── Data excerpts ──

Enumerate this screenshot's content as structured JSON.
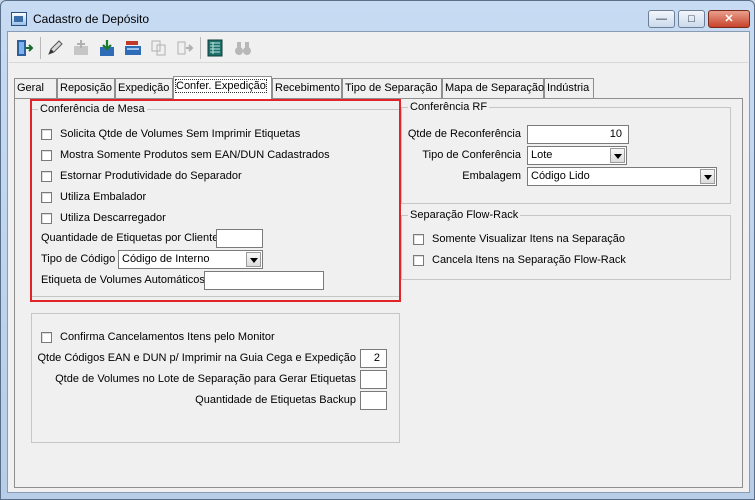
{
  "window": {
    "title": "Cadastro de Depósito"
  },
  "toolbar": {
    "icons": [
      "exit-icon",
      "edit-icon",
      "add-icon",
      "save-icon",
      "open-icon",
      "copy-icon",
      "move-icon",
      "table-icon",
      "binoculars-icon"
    ]
  },
  "tabs": [
    "Geral",
    "Reposição",
    "Expedição",
    "Confer. Expedição",
    "Recebimento",
    "Tipo de Separação",
    "Mapa de Separação",
    "Indústria"
  ],
  "conferencia_mesa": {
    "legend": "Conferência de Mesa",
    "checkboxes": [
      "Solicita Qtde de Volumes Sem Imprimir Etiquetas",
      "Mostra Somente Produtos sem EAN/DUN Cadastrados",
      "Estornar Produtividade do Separador",
      "Utiliza Embalador",
      "Utiliza Descarregador"
    ],
    "qtd_etiquetas_label": "Quantidade de Etiquetas por Cliente",
    "qtd_etiquetas_value": "",
    "tipo_codigo_label": "Tipo de Código",
    "tipo_codigo_value": "Código de Interno",
    "etiqueta_volumes_label": "Etiqueta de Volumes Automáticos",
    "etiqueta_volumes_value": ""
  },
  "conferencia_rf": {
    "legend": "Conferência RF",
    "qtde_reconf_label": "Qtde de Reconferência",
    "qtde_reconf_value": "10",
    "tipo_conf_label": "Tipo de Conferência",
    "tipo_conf_value": "Lote",
    "embalagem_label": "Embalagem",
    "embalagem_value": "Código Lido"
  },
  "flow_rack": {
    "legend": "Separação Flow-Rack",
    "checkboxes": [
      "Somente Visualizar Itens na Separação",
      "Cancela Itens na Separação Flow-Rack"
    ]
  },
  "bottom_group": {
    "checkbox": "Confirma Cancelamentos Itens pelo Monitor",
    "ean_dun_label": "Qtde Códigos EAN e DUN p/ Imprimir na Guia Cega e Expedição",
    "ean_dun_value": "2",
    "volumes_lote_label": "Qtde de Volumes no Lote de Separação para Gerar Etiquetas",
    "volumes_lote_value": "",
    "backup_label": "Quantidade de Etiquetas Backup",
    "backup_value": ""
  }
}
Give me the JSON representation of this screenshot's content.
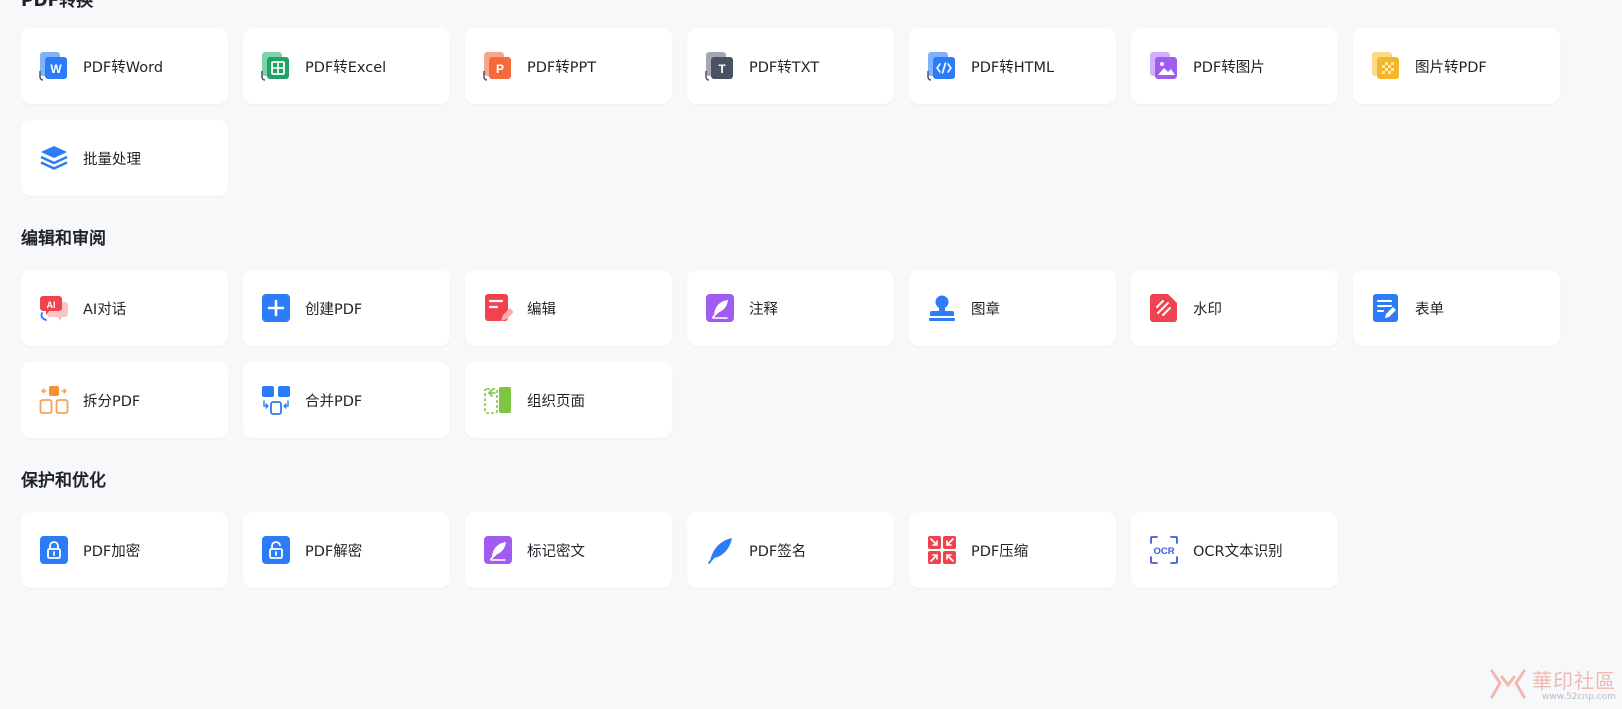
{
  "sections": [
    {
      "title": "PDF转换",
      "items": [
        {
          "label": "PDF转Word",
          "icon": "word-file-icon",
          "color": "#2b7cf6"
        },
        {
          "label": "PDF转Excel",
          "icon": "excel-file-icon",
          "color": "#21a366"
        },
        {
          "label": "PDF转PPT",
          "icon": "ppt-file-icon",
          "color": "#f36a3c"
        },
        {
          "label": "PDF转TXT",
          "icon": "txt-file-icon",
          "color": "#4a5262"
        },
        {
          "label": "PDF转HTML",
          "icon": "html-file-icon",
          "color": "#2b7cf6"
        },
        {
          "label": "PDF转图片",
          "icon": "image-file-icon",
          "color": "#a05bf0"
        },
        {
          "label": "图片转PDF",
          "icon": "image-to-pdf-icon",
          "color": "#f5b627"
        },
        {
          "label": "批量处理",
          "icon": "layers-icon",
          "color": "#2b7cf6"
        }
      ]
    },
    {
      "title": "编辑和审阅",
      "items": [
        {
          "label": "AI对话",
          "icon": "ai-chat-icon",
          "color": "#f0424f"
        },
        {
          "label": "创建PDF",
          "icon": "create-plus-icon",
          "color": "#2b7cf6"
        },
        {
          "label": "编辑",
          "icon": "edit-doc-icon",
          "color": "#f0424f"
        },
        {
          "label": "注释",
          "icon": "annotate-feather-icon",
          "color": "#a05bf0"
        },
        {
          "label": "图章",
          "icon": "stamp-icon",
          "color": "#2b7cf6"
        },
        {
          "label": "水印",
          "icon": "watermark-icon",
          "color": "#f0424f"
        },
        {
          "label": "表单",
          "icon": "form-icon",
          "color": "#2b7cf6"
        },
        {
          "label": "拆分PDF",
          "icon": "split-icon",
          "color": "#f5a15a"
        },
        {
          "label": "合并PDF",
          "icon": "merge-icon",
          "color": "#2b7cf6"
        },
        {
          "label": "组织页面",
          "icon": "organize-pages-icon",
          "color": "#7cc642"
        }
      ]
    },
    {
      "title": "保护和优化",
      "items": [
        {
          "label": "PDF加密",
          "icon": "lock-icon",
          "color": "#2b7cf6"
        },
        {
          "label": "PDF解密",
          "icon": "unlock-icon",
          "color": "#2b7cf6"
        },
        {
          "label": "标记密文",
          "icon": "redact-icon",
          "color": "#a05bf0"
        },
        {
          "label": "PDF签名",
          "icon": "signature-feather-icon",
          "color": "#2b7cf6"
        },
        {
          "label": "PDF压缩",
          "icon": "compress-icon",
          "color": "#f0424f"
        },
        {
          "label": "OCR文本识别",
          "icon": "ocr-icon",
          "color": "#3b5bdb"
        }
      ]
    }
  ],
  "watermark": {
    "main": "華印社區",
    "sub": "www.52cnp.com"
  }
}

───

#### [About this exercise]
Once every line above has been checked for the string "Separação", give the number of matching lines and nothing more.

#### [Task response]
6